Care of Redworms and European Nightcrawlers
Vermiculture: technology unlimited raising earthworms for resale, focusing on worm growth, reproduction, and health
They come packaged in dampened peat moss.
Worms may loose up to one third of their body weight during shipping, but they will quickly gain it back when introduced to their new home.
Almost any container that keeps worms in and offers drainage and sufficient oxygen can be used. The basic worm box size is one foot high, two feet deep and three feet wide and has air holes in the bottom. However, a variety of containers will do.
We recommend bedding made from shredded newspaper and compost or good garden soil. Tear regular newsprint only (no colored pages) in strips approximately 11/2 inches wide. You will need about 10 pounds for the above container: Add about a gallon of compost or garden soil and mix with water. The bedding should be moistened to the “firm ball” stage. When squeezed, water droplets (not streams) will fall and when released it will form a ball. The bedding should never be so wet that water drains out of the air holes in the bottom of the bin. Redworms and European Nightcrawlers are surface feeders and only the top six inches or so needs to be damp. Ideally the bottom of the bin can be bone dry.
***Salt kills worms***
Spread your worms and the bedding they came in over the moistened bedding. The worms should disappear into the bedding in 10-15 minutes. Both species of worms will have a tendency to try to crawl when first put into a new bin or bed. You will need to either put a tight fitting vented lid on your bin or keep a light o over them to prevent them from escaping. The Redworms will usually settle down within a few days but the European Nightcrawlers will crawl at any time, for no apparent reason. The European Nightcrawlers should either always be covered with a lid that allows adequate air flow or a light should be kept on over them.
It is normal to have worms crawling up the sides and getting under the lid of a plastic bin. The like to be in the condensation that forms in these bins. If you want to get them to go back into the bedding, remove the lid, tap on the lid to get them back onto the bedding. Make sure there is a light on over the bin. Once the sides and top of the bin dry out the worms will burrow back into the bedding.
The worms will consume any kind of biodegradable matter, except materials containing excess oil or chemicals.
Suggested- fruits, vegetables, coffee grounds, tea bags, eggshells, and any vegetable matter.
No- meat, bones, salt, vinegar, cooking oils and dairy products.
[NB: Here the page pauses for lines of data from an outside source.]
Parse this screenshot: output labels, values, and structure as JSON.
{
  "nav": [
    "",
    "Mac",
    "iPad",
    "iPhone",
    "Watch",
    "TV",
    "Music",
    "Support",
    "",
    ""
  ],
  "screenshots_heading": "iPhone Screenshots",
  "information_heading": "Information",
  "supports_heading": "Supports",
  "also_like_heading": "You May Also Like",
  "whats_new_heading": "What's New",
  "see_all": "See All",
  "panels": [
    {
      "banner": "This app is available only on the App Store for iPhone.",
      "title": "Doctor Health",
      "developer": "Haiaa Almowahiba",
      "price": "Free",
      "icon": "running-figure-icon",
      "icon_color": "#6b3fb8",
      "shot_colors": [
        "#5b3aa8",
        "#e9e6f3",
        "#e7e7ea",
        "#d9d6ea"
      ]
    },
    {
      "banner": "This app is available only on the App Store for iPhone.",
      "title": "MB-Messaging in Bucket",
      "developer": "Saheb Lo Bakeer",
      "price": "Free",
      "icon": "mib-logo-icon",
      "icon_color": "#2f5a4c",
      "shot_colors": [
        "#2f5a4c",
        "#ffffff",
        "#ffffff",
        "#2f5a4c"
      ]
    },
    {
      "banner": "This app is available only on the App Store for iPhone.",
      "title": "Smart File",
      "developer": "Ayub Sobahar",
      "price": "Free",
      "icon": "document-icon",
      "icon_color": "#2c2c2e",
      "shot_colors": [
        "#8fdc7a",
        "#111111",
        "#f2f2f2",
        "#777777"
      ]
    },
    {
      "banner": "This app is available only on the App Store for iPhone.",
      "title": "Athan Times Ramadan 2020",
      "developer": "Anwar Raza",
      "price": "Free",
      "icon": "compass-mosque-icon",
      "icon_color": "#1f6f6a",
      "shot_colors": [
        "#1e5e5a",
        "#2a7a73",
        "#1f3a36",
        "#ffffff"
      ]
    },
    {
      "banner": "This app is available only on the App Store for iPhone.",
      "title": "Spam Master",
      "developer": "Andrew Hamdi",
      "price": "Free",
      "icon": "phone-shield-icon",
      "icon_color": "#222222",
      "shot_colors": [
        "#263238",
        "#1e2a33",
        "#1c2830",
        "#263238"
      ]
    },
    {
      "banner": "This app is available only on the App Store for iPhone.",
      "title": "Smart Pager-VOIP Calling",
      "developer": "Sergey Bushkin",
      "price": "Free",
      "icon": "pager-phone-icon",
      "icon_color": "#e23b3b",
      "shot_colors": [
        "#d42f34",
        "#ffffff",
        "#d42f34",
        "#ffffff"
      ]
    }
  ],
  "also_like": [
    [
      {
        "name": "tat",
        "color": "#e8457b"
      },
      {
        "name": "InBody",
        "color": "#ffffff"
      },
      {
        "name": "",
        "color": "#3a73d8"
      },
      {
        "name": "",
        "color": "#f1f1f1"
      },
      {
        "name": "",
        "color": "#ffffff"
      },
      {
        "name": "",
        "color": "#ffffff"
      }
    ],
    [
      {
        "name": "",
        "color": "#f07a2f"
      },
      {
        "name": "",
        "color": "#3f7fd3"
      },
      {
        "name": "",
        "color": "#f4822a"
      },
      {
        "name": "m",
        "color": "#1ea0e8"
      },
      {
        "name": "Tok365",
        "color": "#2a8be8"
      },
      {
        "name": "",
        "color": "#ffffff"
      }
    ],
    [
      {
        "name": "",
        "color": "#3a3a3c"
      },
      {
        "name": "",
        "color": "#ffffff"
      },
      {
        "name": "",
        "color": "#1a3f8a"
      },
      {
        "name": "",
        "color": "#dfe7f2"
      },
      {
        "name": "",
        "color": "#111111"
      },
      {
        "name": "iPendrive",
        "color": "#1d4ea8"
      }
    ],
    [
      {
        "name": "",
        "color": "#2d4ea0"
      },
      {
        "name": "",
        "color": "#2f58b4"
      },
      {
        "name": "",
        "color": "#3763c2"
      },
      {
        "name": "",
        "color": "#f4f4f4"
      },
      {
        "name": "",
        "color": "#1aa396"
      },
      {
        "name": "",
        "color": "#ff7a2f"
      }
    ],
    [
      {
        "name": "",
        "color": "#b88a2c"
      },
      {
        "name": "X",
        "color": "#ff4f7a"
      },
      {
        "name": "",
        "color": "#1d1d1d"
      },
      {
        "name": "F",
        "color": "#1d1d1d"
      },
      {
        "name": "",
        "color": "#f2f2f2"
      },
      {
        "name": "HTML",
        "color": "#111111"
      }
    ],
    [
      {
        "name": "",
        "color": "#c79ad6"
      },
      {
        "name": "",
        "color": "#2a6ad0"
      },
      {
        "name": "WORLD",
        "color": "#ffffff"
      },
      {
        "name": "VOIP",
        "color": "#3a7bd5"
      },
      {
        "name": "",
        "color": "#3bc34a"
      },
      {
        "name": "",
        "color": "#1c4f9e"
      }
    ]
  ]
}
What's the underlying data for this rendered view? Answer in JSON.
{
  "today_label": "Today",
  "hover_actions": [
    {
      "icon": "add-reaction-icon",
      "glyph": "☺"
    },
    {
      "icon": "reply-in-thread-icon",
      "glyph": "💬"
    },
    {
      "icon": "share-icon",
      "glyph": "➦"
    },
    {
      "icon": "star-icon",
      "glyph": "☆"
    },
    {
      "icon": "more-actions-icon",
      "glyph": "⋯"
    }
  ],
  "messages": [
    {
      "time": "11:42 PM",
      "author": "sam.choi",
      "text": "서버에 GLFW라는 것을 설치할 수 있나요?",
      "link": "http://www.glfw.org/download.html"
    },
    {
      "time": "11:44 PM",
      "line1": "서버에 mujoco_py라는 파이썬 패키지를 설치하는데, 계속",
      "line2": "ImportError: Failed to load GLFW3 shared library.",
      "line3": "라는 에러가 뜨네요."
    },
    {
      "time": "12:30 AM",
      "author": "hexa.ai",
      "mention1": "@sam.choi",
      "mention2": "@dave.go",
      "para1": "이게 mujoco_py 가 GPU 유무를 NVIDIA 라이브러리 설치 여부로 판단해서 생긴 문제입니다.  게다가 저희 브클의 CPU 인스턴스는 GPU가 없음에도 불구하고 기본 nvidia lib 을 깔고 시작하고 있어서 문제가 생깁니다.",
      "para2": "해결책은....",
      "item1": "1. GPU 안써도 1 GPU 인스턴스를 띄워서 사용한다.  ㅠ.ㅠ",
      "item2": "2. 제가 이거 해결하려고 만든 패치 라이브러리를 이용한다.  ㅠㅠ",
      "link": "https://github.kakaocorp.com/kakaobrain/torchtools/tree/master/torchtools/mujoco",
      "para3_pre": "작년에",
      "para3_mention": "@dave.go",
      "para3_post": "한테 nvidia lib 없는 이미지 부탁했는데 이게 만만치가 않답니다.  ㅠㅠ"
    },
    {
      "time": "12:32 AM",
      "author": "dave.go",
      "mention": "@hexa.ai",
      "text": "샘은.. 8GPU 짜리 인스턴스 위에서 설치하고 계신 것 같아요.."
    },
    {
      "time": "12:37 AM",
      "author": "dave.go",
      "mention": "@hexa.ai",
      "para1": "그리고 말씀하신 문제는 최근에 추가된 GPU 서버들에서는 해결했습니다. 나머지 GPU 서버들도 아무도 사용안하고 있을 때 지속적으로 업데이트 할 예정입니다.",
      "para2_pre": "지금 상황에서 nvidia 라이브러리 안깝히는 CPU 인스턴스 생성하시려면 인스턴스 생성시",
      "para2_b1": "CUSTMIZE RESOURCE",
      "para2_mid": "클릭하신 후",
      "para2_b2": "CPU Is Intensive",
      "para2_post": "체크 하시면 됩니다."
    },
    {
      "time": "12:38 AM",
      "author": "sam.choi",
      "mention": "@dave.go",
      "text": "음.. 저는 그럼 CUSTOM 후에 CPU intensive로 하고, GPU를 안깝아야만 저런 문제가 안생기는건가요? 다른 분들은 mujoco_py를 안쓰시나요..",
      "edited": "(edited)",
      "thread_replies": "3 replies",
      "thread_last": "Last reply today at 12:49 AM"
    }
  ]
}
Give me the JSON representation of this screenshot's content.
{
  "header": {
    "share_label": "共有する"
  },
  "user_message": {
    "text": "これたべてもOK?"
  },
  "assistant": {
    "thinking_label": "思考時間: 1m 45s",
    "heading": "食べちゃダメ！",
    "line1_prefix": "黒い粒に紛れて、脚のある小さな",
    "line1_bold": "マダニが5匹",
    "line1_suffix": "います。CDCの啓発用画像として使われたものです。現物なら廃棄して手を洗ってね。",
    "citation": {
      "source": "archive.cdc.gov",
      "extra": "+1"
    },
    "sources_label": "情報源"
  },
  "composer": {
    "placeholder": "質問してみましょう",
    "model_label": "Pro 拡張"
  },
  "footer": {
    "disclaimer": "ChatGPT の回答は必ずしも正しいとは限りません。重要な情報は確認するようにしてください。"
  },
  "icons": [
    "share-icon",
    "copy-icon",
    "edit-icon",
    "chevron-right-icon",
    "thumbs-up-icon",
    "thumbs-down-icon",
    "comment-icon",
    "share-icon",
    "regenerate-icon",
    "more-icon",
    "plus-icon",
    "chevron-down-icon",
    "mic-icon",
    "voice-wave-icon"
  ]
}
A 12-14 gallon worm bin will hold about six pounds of organic waste per week but we recommend starting more slowly. To encourage decomposition, you may want to finely chop the material before adding it to the bin.
Your worm bin should be ready to harvest in about two to three months (60 – 90 days).
Window Screen Sort
When it’s nearly time to harvest, set a window screen (Cut 6” wider than the bin all around) over the composting mass. Then place fresh bedding on top of the screen and feed on top of this second layer. The worms will squeeze through as food runs out below and the food above attracts them. After a few months, take hold of the screen edges and life it out. Harvest the finished material you find below, then dump the newer composting material onto the bottom of the bin and replace the screen.
Redworms can also be used in an outdoor compost pile. If possible, release the worms in the morning. This will give them time to settle into their new environment before dark and help to prevent crawling. Simply dig a shallow hole in the pile; spread the worms along with the bedding they came with into the hole and cover. The worms will naturally seek out an area of the pile that is the right temperature. During cold months, they will migrate into the center where the temperature is generally warmer and in warm months they will migrate to the outside.
your inner voice.com and Vermitechnology Unlimited
My first worm bed.